**About this exercise:** Set down the data below in full, exactly as it reads, but without the pictures.

**Data supplied:**
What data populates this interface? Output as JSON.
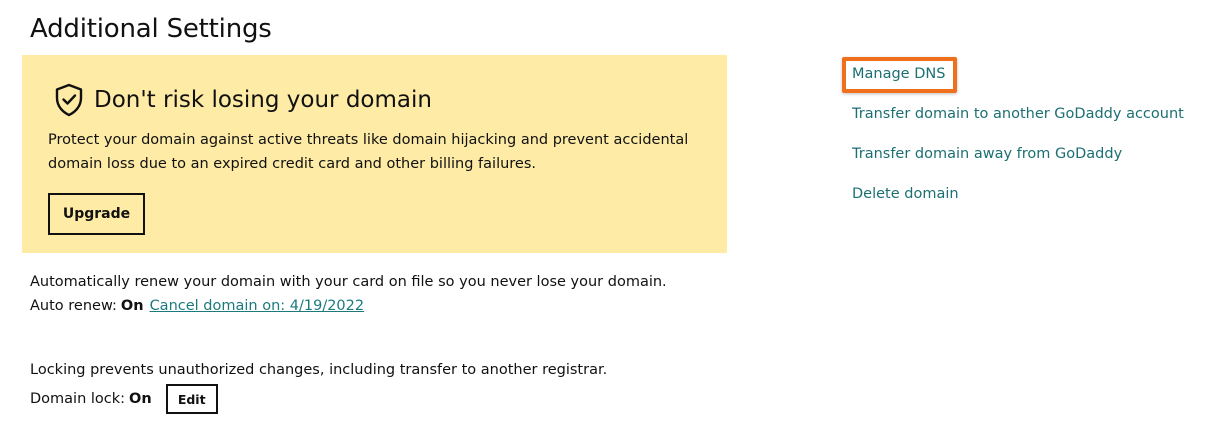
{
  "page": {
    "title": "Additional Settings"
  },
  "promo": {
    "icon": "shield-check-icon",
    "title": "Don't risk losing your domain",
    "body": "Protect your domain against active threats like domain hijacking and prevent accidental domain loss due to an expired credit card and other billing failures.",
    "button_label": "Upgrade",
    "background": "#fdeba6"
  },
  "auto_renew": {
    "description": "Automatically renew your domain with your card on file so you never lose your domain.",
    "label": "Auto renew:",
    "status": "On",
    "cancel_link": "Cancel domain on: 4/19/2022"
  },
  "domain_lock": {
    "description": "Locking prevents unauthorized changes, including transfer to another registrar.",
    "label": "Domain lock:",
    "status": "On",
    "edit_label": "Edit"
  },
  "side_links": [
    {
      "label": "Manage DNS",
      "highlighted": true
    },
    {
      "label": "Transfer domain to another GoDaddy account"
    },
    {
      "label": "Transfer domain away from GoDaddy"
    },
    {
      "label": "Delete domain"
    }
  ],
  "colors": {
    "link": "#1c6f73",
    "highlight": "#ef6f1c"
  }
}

**Answer to this task:**
What data populates this interface? Output as JSON.
{
  "page": {
    "title": "Additional Settings"
  },
  "promo": {
    "icon": "shield-check-icon",
    "title": "Don't risk losing your domain",
    "body": "Protect your domain against active threats like domain hijacking and prevent accidental domain loss due to an expired credit card and other billing failures.",
    "button_label": "Upgrade",
    "background": "#fdeba6"
  },
  "auto_renew": {
    "description": "Automatically renew your domain with your card on file so you never lose your domain.",
    "label": "Auto renew:",
    "status": "On",
    "cancel_link": "Cancel domain on: 4/19/2022"
  },
  "domain_lock": {
    "description": "Locking prevents unauthorized changes, including transfer to another registrar.",
    "label": "Domain lock:",
    "status": "On",
    "edit_label": "Edit"
  },
  "side_links": [
    {
      "label": "Manage DNS",
      "highlighted": true
    },
    {
      "label": "Transfer domain to another GoDaddy account"
    },
    {
      "label": "Transfer domain away from GoDaddy"
    },
    {
      "label": "Delete domain"
    }
  ],
  "colors": {
    "link": "#1c6f73",
    "highlight": "#ef6f1c"
  }
}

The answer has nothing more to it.